Unlike structured delivery networks, operating under long-term partnerships and contracts, agility is where couriers deliver true value - and their ability to deftly solve last-mile fulfilment has most acutely been felt during the pandemic. For the billions of people around the world forced to stay at home to protect themselves and their communities from the spreading COVID-19 virus, couriers have been a constant. They may have been the only knock at the door some people experienced for weeks or months at a time.
But the last-mile has been uprooted by a boom in ecommerce, a shift that has been most apparent in the UK, US, China and Japan, according to the Global Parcel Delivery Market Insight Report 2021 by Apex Insight. These are markets with dominant economies and populations used to running their lives with a tap of a screen or double-click of a mouse.
“Getting last mile delivery right has long been a challenge for retailers,” says Kees Jacobs, Vice President, Consumer Goods and Retail at Capgemini. “In 2019, 97% of retail organisations felt their last-mile delivery models were not sustainable for full-scale implementation across all locations. Despite increasing demand from customers, companies were struggling to make the last mile profitable and efficient.”
Jacobs says that the pandemic alleviated some of these stresses in the short term. With no other option, consumers were understanding and tolerant, if not entirely happy, with longer delivery times and less transparent tracking. “But, as extremely high delivery demand continues to be normal, customers will expect brands to contract their delivery times,” he adds.
Last mile's role in ESG

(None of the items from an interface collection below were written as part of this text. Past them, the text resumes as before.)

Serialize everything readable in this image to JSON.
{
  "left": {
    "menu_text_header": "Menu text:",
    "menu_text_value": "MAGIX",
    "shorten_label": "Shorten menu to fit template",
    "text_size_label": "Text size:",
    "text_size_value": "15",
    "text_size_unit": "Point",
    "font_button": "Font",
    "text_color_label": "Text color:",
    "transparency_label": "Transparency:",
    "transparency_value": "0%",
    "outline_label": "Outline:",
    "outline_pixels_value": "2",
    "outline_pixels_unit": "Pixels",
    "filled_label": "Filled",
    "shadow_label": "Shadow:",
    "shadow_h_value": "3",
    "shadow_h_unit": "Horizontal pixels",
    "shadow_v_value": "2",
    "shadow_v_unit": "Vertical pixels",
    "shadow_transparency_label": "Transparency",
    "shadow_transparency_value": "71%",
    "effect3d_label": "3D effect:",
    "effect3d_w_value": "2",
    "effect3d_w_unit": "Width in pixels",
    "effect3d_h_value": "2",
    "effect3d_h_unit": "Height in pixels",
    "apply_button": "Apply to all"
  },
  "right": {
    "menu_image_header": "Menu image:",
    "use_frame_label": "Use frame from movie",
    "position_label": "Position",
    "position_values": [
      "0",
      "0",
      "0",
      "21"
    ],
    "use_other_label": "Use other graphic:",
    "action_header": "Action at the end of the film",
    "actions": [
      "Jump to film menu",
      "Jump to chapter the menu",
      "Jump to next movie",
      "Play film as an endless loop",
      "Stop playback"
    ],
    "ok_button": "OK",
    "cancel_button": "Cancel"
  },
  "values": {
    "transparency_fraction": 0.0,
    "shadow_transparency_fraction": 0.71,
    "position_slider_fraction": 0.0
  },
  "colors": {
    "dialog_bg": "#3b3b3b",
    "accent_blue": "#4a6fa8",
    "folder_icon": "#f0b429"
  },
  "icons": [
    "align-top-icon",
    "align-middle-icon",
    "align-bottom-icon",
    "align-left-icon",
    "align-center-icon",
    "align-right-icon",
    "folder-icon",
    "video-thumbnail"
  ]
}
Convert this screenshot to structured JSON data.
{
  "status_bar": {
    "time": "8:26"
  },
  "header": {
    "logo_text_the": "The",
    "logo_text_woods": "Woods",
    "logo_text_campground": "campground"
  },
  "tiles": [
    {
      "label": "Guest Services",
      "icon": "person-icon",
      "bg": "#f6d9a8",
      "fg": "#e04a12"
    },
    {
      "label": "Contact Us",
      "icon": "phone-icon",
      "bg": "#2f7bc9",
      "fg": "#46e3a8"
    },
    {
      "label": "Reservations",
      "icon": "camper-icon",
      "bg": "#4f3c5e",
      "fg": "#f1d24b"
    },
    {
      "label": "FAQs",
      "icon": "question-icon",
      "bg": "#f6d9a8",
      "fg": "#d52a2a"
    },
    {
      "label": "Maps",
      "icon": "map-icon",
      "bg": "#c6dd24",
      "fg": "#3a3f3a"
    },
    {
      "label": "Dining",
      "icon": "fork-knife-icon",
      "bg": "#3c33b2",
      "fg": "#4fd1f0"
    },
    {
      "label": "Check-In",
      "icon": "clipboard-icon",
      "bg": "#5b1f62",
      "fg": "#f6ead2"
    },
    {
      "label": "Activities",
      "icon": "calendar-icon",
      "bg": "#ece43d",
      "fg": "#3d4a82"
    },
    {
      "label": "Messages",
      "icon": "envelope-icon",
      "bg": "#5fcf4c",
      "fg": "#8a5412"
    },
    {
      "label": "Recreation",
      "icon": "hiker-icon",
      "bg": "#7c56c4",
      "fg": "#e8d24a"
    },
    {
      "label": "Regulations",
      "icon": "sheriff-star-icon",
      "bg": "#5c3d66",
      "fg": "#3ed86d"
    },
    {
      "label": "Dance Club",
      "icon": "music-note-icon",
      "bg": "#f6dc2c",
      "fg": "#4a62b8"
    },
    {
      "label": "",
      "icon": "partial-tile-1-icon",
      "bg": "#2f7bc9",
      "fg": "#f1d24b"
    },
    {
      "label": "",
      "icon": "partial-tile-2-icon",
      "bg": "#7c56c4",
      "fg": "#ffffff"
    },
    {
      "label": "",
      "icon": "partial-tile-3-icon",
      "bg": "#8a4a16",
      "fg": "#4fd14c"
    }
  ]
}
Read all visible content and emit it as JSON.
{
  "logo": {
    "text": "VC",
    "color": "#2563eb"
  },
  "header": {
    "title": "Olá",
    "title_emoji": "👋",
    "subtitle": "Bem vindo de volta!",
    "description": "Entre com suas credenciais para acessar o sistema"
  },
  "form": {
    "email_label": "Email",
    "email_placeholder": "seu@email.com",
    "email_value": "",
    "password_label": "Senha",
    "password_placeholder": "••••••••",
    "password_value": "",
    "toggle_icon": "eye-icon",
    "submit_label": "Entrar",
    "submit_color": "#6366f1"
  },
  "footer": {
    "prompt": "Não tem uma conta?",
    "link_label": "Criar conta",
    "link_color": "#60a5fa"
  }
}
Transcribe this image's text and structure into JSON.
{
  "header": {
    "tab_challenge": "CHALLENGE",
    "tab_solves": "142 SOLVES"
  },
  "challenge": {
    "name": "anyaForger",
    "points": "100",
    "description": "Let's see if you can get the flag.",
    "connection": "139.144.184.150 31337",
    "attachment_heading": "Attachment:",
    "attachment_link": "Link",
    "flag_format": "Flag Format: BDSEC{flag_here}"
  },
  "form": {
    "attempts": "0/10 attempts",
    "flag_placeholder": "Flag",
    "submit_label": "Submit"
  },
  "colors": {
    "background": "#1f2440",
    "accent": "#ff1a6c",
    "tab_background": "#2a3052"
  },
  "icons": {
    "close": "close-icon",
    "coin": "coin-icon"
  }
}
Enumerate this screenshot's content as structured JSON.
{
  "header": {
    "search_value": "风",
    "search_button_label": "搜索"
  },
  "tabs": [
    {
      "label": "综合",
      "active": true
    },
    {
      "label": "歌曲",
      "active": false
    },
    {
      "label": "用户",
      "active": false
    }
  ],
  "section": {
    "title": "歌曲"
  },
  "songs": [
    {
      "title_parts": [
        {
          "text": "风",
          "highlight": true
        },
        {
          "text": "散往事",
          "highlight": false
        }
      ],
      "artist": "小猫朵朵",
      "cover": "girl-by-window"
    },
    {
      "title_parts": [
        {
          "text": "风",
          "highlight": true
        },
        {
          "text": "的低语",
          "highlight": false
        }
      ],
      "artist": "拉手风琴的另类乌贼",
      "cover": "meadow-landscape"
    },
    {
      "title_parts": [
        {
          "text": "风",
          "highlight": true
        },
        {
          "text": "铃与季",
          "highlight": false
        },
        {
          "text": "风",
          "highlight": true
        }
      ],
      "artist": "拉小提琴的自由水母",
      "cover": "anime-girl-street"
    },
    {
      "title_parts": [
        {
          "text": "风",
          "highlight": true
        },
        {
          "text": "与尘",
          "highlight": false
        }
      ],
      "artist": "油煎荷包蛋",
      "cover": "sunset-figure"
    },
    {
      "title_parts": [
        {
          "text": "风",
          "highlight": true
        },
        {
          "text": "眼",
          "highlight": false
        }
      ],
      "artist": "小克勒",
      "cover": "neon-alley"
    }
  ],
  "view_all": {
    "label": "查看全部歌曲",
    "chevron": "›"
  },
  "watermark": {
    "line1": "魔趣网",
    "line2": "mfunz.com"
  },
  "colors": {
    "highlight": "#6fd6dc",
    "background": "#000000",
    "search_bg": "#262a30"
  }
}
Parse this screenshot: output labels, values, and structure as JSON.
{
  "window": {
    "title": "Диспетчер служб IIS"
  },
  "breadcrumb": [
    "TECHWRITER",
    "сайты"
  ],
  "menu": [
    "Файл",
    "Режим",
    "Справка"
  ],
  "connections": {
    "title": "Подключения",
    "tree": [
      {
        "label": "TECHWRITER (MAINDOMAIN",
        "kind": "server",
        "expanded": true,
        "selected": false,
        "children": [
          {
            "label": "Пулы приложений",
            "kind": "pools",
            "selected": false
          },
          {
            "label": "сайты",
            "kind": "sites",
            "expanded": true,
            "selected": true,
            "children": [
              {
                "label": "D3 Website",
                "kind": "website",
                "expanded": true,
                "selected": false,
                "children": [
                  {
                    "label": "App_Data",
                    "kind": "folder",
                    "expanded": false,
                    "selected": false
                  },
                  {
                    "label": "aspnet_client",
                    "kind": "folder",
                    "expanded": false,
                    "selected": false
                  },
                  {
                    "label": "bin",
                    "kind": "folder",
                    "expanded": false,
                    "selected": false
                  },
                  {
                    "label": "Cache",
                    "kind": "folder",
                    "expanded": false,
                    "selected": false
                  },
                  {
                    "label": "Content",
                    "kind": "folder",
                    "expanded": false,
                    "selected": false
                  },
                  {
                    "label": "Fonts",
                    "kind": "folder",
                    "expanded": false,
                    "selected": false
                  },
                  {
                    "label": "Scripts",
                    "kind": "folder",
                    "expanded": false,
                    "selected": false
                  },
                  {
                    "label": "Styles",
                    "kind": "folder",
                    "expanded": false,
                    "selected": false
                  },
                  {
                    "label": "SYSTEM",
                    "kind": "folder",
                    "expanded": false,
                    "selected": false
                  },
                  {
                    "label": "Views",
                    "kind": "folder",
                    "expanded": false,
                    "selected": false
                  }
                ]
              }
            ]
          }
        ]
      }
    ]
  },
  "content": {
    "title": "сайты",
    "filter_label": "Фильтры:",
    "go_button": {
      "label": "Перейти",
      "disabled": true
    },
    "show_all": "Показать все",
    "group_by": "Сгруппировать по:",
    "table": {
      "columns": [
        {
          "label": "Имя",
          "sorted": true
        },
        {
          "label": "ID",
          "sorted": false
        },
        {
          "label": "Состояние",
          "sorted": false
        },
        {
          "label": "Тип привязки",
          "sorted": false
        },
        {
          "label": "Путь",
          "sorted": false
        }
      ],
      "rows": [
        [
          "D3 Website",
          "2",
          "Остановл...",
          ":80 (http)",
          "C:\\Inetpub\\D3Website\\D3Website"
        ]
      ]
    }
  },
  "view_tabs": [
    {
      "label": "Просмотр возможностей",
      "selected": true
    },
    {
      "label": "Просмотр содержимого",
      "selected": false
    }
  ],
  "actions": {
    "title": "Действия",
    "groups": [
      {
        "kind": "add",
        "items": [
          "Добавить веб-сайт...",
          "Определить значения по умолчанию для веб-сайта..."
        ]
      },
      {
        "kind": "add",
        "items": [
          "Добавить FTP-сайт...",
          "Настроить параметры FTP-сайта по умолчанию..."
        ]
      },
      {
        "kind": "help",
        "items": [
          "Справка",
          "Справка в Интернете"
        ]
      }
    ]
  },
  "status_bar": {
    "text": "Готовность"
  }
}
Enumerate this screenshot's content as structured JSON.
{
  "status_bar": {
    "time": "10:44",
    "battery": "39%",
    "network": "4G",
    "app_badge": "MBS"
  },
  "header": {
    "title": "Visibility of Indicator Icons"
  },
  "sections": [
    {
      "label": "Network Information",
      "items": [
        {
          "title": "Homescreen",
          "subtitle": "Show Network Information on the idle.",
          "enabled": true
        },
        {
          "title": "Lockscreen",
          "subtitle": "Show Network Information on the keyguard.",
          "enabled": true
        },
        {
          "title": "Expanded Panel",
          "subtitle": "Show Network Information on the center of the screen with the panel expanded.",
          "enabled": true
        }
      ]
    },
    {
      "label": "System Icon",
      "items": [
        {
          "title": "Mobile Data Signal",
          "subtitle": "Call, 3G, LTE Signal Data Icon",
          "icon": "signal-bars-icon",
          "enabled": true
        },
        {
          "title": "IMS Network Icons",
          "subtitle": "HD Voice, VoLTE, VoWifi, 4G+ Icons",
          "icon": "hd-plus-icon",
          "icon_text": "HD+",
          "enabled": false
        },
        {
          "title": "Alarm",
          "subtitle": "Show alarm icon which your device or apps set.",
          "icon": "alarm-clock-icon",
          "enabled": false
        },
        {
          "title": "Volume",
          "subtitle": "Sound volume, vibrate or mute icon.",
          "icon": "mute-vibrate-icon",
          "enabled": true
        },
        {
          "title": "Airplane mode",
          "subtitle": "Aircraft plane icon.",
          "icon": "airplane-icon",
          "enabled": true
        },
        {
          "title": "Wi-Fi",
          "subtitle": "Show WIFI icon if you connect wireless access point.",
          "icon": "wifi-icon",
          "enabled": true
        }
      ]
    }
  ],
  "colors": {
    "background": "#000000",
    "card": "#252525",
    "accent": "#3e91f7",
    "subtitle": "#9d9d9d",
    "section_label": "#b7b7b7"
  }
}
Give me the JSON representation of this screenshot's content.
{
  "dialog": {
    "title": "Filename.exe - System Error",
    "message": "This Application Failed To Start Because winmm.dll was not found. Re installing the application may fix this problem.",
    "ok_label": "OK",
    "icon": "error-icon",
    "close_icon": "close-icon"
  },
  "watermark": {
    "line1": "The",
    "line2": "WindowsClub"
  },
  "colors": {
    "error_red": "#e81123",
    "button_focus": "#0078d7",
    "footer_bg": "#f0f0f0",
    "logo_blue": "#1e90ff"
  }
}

Demand and volume weren’t the only things that have changed during the pandemic - businesses looked closer to home and as a result became more sustainable. Bricks and mortar stores were transformed from mini-showrooms to quasi-fulfilment centres. Online retailers and other businesses sought local solutions to ship more faster. In densely populated London, UK alone, Accenture found that delivery van emissions dropped by 17%, while Chicago, USA and Sydney, Australia saw similar emissions savings.